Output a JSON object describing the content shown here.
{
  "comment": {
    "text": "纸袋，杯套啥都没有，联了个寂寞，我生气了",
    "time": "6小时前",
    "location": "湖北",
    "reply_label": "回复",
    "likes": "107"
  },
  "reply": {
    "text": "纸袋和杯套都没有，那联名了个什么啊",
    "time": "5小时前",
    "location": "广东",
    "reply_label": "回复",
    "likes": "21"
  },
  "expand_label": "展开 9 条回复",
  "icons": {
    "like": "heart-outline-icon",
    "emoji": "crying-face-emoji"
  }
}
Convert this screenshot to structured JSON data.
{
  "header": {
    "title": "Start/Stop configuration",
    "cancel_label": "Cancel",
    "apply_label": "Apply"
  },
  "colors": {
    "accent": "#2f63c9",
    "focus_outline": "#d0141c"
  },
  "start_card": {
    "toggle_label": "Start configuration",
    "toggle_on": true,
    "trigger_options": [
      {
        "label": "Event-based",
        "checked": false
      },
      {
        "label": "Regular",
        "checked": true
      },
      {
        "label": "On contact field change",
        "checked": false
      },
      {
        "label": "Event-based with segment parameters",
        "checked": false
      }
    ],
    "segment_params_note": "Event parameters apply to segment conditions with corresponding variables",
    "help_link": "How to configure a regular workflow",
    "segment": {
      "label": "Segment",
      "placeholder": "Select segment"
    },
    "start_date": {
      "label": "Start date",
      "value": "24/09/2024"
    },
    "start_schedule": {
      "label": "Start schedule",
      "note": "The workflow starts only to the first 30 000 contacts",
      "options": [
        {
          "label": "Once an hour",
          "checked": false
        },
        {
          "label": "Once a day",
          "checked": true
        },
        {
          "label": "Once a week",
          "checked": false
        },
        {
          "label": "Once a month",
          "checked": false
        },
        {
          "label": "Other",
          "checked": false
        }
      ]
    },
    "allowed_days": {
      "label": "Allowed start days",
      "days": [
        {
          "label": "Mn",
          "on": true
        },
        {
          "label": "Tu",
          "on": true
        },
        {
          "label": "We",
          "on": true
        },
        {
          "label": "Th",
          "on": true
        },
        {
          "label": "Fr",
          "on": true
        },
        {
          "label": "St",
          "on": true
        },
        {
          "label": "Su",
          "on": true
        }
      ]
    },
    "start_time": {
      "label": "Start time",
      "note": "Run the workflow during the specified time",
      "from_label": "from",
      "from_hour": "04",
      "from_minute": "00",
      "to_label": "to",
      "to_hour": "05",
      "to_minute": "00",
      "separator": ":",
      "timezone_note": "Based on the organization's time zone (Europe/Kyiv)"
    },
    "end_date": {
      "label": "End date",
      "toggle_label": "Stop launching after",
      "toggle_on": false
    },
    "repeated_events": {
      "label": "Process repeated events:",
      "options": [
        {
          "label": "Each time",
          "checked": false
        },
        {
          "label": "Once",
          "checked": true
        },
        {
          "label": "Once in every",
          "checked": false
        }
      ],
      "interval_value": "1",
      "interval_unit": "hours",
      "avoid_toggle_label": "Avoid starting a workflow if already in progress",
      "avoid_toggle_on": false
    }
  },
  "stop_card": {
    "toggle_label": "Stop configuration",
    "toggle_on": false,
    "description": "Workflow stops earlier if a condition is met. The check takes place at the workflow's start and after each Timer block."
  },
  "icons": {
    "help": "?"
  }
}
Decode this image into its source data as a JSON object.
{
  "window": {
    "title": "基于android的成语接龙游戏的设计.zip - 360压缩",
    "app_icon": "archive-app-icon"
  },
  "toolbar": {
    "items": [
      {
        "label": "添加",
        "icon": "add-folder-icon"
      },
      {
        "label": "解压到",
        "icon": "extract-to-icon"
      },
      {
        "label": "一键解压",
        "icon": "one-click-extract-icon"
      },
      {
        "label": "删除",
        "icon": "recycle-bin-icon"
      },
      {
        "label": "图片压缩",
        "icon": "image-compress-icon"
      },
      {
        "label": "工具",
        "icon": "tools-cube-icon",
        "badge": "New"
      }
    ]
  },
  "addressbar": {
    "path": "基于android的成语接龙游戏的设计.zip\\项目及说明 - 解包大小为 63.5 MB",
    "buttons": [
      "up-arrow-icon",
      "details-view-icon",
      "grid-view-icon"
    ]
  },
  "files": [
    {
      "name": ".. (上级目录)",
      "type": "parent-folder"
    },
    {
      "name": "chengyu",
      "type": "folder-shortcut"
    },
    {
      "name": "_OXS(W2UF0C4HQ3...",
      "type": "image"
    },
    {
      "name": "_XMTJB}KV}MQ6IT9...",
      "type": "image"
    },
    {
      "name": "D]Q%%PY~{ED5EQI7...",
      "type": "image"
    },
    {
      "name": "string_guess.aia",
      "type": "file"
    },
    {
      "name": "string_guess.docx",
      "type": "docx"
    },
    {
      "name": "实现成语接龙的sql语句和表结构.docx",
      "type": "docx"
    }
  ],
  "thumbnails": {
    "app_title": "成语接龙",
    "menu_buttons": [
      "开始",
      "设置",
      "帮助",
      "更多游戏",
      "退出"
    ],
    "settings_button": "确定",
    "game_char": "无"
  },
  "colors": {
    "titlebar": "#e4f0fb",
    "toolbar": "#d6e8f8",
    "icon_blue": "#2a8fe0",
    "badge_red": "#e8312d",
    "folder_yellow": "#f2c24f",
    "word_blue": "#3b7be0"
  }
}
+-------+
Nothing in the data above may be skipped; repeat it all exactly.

■ ANSWER TO THE PROBLEM
Output a JSON object describing the content shown here.
{
  "comment": {
    "text": "纸袋，杯套啥都没有，联了个寂寞，我生气了",
    "time": "6小时前",
    "location": "湖北",
    "reply_label": "回复",
    "likes": "107"
  },
  "reply": {
    "text": "纸袋和杯套都没有，那联名了个什么啊",
    "time": "5小时前",
    "location": "广东",
    "reply_label": "回复",
    "likes": "21"
  },
  "expand_label": "展开 9 条回复",
  "icons": {
    "like": "heart-outline-icon",
    "emoji": "crying-face-emoji"
  }
}
Convert this screenshot to structured JSON data.
{
  "header": {
    "title": "Start/Stop configuration",
    "cancel_label": "Cancel",
    "apply_label": "Apply"
  },
  "colors": {
    "accent": "#2f63c9",
    "focus_outline": "#d0141c"
  },
  "start_card": {
    "toggle_label": "Start configuration",
    "toggle_on": true,
    "trigger_options": [
      {
        "label": "Event-based",
        "checked": false
      },
      {
        "label": "Regular",
        "checked": true
      },
      {
        "label": "On contact field change",
        "checked": false
      },
      {
        "label": "Event-based with segment parameters",
        "checked": false
      }
    ],
    "segment_params_note": "Event parameters apply to segment conditions with corresponding variables",
    "help_link": "How to configure a regular workflow",
    "segment": {
      "label": "Segment",
      "placeholder": "Select segment"
    },
    "start_date": {
      "label": "Start date",
      "value": "24/09/2024"
    },
    "start_schedule": {
      "label": "Start schedule",
      "note": "The workflow starts only to the first 30 000 contacts",
      "options": [
        {
          "label": "Once an hour",
          "checked": false
        },
        {
          "label": "Once a day",
          "checked": true
        },
        {
          "label": "Once a week",
          "checked": false
        },
        {
          "label": "Once a month",
          "checked": false
        },
        {
          "label": "Other",
          "checked": false
        }
      ]
    },
    "allowed_days": {
      "label": "Allowed start days",
      "days": [
        {
          "label": "Mn",
          "on": true
        },
        {
          "label": "Tu",
          "on": true
        },
        {
          "label": "We",
          "on": true
        },
        {
          "label": "Th",
          "on": true
        },
        {
          "label": "Fr",
          "on": true
        },
        {
          "label": "St",
          "on": true
        },
        {
          "label": "Su",
          "on": true
        }
      ]
    },
    "start_time": {
      "label": "Start time",
      "note": "Run the workflow during the specified time",
      "from_label": "from",
      "from_hour": "04",
      "from_minute": "00",
      "to_label": "to",
      "to_hour": "05",
      "to_minute": "00",
      "separator": ":",
      "timezone_note": "Based on the organization's time zone (Europe/Kyiv)"
    },
    "end_date": {
      "label": "End date",
      "toggle_label": "Stop launching after",
      "toggle_on": false
    },
    "repeated_events": {
      "label": "Process repeated events:",
      "options": [
        {
          "label": "Each time",
          "checked": false
        },
        {
          "label": "Once",
          "checked": true
        },
        {
          "label": "Once in every",
          "checked": false
        }
      ],
      "interval_value": "1",
      "interval_unit": "hours",
      "avoid_toggle_label": "Avoid starting a workflow if already in progress",
      "avoid_toggle_on": false
    }
  },
  "stop_card": {
    "toggle_label": "Stop configuration",
    "toggle_on": false,
    "description": "Workflow stops earlier if a condition is met. The check takes place at the workflow's start and after each Timer block."
  },
  "icons": {
    "help": "?"
  }
}
Decode this image into its source data as a JSON object.
{
  "window": {
    "title": "基于android的成语接龙游戏的设计.zip - 360压缩",
    "app_icon": "archive-app-icon"
  },
  "toolbar": {
    "items": [
      {
        "label": "添加",
        "icon": "add-folder-icon"
      },
      {
        "label": "解压到",
        "icon": "extract-to-icon"
      },
      {
        "label": "一键解压",
        "icon": "one-click-extract-icon"
      },
      {
        "label": "删除",
        "icon": "recycle-bin-icon"
      },
      {
        "label": "图片压缩",
        "icon": "image-compress-icon"
      },
      {
        "label": "工具",
        "icon": "tools-cube-icon",
        "badge": "New"
      }
    ]
  },
  "addressbar": {
    "path": "基于android的成语接龙游戏的设计.zip\\项目及说明 - 解包大小为 63.5 MB",
    "buttons": [
      "up-arrow-icon",
      "details-view-icon",
      "grid-view-icon"
    ]
  },
  "files": [
    {
      "name": ".. (上级目录)",
      "type": "parent-folder"
    },
    {
      "name": "chengyu",
      "type": "folder-shortcut"
    },
    {
      "name": "_OXS(W2UF0C4HQ3...",
      "type": "image"
    },
    {
      "name": "_XMTJB}KV}MQ6IT9...",
      "type": "image"
    },
    {
      "name": "D]Q%%PY~{ED5EQI7...",
      "type": "image"
    },
    {
      "name": "string_guess.aia",
      "type": "file"
    },
    {
      "name": "string_guess.docx",
      "type": "docx"
    },
    {
      "name": "实现成语接龙的sql语句和表结构.docx",
      "type": "docx"
    }
  ],
  "thumbnails": {
    "app_title": "成语接龙",
    "menu_buttons": [
      "开始",
      "设置",
      "帮助",
      "更多游戏",
      "退出"
    ],
    "settings_button": "确定",
    "game_char": "无"
  },
  "colors": {
    "titlebar": "#e4f0fb",
    "toolbar": "#d6e8f8",
    "icon_blue": "#2a8fe0",
    "badge_red": "#e8312d",
    "folder_yellow": "#f2c24f",
    "word_blue": "#3b7be0"
  }
}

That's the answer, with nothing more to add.